And it isn’t ~totally~ wrong
AI has been all the rage; most recently with local celebs jumping in to join the 90s Yearbook trend. The conversation surrounding the new tech has had an air of caution. Humans need to be careful; what if the robots take over? What if we lose control over them? What if they destroy more than they fix?
The Creator is the latest film that buys into the hype.
The film follows a war between humans and AI, specifically the journey of ex-special forces agent Joshua, who is recruited to hunt down and kill The Creator. The elusive architect of advanced AI, The Creator has developed a mysterious weapon that has the power to end the war—and humans. When Joshua discovers the weapon, he’s surprised to discover that she is a young child with the ability to grow up.

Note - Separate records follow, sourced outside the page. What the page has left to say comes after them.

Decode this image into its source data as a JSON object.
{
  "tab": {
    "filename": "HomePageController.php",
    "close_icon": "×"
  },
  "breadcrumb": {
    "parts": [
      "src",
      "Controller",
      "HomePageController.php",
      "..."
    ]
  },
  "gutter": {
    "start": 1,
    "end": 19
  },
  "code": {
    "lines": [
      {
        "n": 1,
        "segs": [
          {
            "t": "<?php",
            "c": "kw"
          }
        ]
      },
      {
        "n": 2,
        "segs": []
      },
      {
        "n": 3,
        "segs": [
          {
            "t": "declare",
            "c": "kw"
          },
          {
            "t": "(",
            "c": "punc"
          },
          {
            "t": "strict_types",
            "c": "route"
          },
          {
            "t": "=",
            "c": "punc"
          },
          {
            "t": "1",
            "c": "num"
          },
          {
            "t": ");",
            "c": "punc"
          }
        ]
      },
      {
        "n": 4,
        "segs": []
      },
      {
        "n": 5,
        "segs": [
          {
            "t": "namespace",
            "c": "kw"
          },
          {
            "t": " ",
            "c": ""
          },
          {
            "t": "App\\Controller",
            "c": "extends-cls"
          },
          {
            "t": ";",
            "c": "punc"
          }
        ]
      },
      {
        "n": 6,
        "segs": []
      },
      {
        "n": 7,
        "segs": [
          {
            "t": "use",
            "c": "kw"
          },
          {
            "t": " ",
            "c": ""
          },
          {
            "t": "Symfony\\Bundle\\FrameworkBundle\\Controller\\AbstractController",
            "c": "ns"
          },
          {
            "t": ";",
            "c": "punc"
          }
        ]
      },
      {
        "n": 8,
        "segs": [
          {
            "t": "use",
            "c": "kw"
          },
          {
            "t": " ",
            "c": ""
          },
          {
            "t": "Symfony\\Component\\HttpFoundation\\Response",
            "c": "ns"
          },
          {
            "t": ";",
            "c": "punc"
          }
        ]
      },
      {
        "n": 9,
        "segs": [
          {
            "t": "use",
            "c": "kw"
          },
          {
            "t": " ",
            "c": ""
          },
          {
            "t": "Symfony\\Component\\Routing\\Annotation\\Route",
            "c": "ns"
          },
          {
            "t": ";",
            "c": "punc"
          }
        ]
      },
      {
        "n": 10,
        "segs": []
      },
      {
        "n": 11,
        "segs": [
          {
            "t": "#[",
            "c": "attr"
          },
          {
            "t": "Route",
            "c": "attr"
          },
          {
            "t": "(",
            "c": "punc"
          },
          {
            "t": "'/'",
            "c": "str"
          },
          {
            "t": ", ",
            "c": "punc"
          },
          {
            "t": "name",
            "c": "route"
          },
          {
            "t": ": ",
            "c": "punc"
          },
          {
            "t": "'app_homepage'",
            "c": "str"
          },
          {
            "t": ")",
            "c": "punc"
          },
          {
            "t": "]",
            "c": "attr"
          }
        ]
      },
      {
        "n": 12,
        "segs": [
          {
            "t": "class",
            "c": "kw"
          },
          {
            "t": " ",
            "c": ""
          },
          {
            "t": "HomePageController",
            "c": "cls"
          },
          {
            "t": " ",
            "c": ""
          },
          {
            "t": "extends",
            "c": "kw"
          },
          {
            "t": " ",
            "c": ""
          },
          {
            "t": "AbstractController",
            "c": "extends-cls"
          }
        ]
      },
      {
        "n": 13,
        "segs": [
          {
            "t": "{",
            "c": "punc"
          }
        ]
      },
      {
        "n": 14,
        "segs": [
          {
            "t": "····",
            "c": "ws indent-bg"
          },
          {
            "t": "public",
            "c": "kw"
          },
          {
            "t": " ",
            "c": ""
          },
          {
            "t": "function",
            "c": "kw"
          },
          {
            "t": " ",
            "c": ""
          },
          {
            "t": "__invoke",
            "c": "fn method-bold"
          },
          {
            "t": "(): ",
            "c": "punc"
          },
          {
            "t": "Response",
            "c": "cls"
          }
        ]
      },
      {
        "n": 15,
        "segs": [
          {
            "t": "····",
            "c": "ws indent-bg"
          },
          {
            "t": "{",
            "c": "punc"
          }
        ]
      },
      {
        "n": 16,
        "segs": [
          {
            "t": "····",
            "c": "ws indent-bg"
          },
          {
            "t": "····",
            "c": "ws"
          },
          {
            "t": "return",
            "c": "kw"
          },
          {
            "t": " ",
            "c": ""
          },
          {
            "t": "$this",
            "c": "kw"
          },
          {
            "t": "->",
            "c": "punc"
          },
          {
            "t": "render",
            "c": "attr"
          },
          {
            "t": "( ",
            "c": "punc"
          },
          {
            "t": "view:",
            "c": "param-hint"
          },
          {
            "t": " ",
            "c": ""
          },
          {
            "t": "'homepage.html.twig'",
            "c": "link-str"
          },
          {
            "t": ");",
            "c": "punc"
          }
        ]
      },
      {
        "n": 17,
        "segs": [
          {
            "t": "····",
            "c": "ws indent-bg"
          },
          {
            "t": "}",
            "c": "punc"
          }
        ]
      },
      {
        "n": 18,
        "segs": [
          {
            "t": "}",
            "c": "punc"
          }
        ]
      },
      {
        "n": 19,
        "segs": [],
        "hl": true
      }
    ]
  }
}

Warning: minor spoilers ahead.
The beauty of The Creator lies not in the pretense, but in its ability to clearly send its message across. There’s nothing particularly new about exploring the technology of robotics, not even to the level of AI developing motions. But what the film does better than its predecessors is blur the lines between humans and AI. Rather than totally distinguish them and us, it makes a point to say: Hey, there is no difference. They do this by exploring the different relationships between AI and humans, whether romantic—yes, don’t get grossed out—or platonic. And the fact that AI is totally human passing (save a hollow tube that goes from “ear” to “ear”), only adds to the effect.
There’s a level of respect between these two species, and they’re all just after peace. But hey, leave it to victimized America to get in between it. Never mind that they have totally eradicated AI in their own territories, the rest of the world needs to do it, too.
View this post on Instagram
With enough action scenes, emotional pulls and an incredibly clear message, The Creator makes for a wholly effective film. But another thing to consider is the timing of it all. With AI becoming already so intelligent in our own worlds—impressively pulling up essays, reviews, photographs, graphics—and people losing their jobs left and right, is The Creator really here to say not just that it can happen, but that it’s inevitable?
But that’s a topic for another day; let’s go back to the film and discuss it as a film.
I’ve seen a lot of criticism against The Creator, with people saying it poses as a mishmash of other sci-fi films; and they’re valid. The weapon nicknamed Alphie is practically Eleven from Stranger Things, or Ellie from The Last Of Us. Joshua’s father-figure character is Jim Hopper and Joel Miller. The battle between robots and humans—how different are they from the standard wars against aliens or mutants? Nevertheless, The Creator is a film that demands to be seen in the cinema. When all else fails, the production holds strong.
Art Alexandra Lara